A couple from Virginia travelling in Cape Breton realized this week that Maritime hospitality goes beyond a welcoming smile and nice words.
Mike Evans and his girlfriend had stepped off a Big Bras d'Or boat tour, ate lunch and headed out on the Cabot Trail. After travelling more than a hour, they stopped for gas at the Wreck Cove General Store and Gas Bar.
That's when Evans discovered he'd lost his credit card.
Store owners Brent Partland and Jenn Rhodes immediately offered to help.
Sprang into action
"We just sprung into action. Jenn grabbed the phone book, found the boat tour he had been on — it was the Bird Island boat tour — but they didn't have it," Partland told CBC's Maritime Noon on Wednesday.

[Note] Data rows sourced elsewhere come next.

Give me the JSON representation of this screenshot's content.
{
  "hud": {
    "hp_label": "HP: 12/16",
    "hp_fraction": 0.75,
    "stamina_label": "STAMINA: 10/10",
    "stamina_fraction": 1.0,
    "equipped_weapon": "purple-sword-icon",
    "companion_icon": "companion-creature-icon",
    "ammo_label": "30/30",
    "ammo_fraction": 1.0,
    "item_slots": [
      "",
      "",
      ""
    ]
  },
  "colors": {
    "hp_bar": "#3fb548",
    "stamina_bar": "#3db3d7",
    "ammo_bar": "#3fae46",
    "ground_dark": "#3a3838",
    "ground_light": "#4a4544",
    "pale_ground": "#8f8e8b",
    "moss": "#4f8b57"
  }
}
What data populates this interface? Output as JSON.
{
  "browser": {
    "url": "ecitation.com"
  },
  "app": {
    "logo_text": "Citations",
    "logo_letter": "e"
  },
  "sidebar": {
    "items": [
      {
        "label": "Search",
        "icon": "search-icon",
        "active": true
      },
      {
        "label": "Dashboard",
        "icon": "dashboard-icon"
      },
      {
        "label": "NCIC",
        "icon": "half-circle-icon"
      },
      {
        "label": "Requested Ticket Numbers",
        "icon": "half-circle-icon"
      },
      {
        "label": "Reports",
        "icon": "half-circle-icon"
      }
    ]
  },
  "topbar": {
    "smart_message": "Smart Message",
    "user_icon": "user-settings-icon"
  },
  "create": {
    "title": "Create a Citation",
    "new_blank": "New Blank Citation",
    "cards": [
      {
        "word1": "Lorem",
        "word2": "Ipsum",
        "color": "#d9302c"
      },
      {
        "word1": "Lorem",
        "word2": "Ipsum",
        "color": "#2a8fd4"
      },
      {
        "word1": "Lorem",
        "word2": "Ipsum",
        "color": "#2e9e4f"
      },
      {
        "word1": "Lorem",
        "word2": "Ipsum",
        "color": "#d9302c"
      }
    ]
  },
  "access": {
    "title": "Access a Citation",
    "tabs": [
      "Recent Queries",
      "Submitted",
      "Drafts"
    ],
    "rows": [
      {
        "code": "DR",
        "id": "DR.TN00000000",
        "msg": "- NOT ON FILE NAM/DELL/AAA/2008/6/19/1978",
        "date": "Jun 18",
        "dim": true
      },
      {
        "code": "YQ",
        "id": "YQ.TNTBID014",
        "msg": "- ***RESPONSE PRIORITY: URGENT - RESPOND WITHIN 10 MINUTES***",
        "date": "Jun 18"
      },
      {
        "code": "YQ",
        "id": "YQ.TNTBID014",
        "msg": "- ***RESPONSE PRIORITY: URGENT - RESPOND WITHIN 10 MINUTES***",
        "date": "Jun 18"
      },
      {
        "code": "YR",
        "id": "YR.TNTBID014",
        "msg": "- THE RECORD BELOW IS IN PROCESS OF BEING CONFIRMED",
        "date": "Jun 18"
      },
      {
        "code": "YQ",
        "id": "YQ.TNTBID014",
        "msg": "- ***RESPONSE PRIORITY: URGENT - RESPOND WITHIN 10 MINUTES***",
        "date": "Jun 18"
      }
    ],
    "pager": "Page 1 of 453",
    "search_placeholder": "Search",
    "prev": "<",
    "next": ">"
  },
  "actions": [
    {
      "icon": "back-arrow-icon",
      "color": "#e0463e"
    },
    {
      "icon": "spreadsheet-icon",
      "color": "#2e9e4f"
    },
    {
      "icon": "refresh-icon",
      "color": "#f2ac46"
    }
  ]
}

Partland then asked the couple where they ate after the boat tour, and made another call.
It turned out the lost credit card was at Fitzgerald's Restaurant in Boularderie. To save the tourists the two-hour trip out of their way to retrieve the card, Partland made an offer.
"I just said to them, 'You know what folks, I'm going to be heading into town tomorrow, I can pick up your card for you,'" Partland said.
Not a big deal
The couple, who were staying in nearby Ingonish, were "floored" when they met up with Partland the next day and he handed over their card.
"He tried to give me a cash reward a few times and I refused it. That's not why I did it. I did it so he could continue to enjoy his vacation, not for any monetary gain, that's for sure."
Evans then wrote a thank you letter that was posted on Facebook.
"The people of Nova Scotia's reputation for being good and kind people is confirmed once again," he wrote.
Partland said he didn't mean for the act of kindness to become a big deal.
"For us, it's just the way we do things out here. We try to live as honourably as possible. If somebody comes in and needs help or anything, we try to help them out."
Living in the remote community near the northern tip of Cape Breton brings a sense of responsibility, Partland said.
"We live on premises with the gas station so we'll get phone calls at all hours of the night, people knocking on the door, needing gas or needing this or needing that.
"We open up for them. That's just part of who we are, what we have to do out here."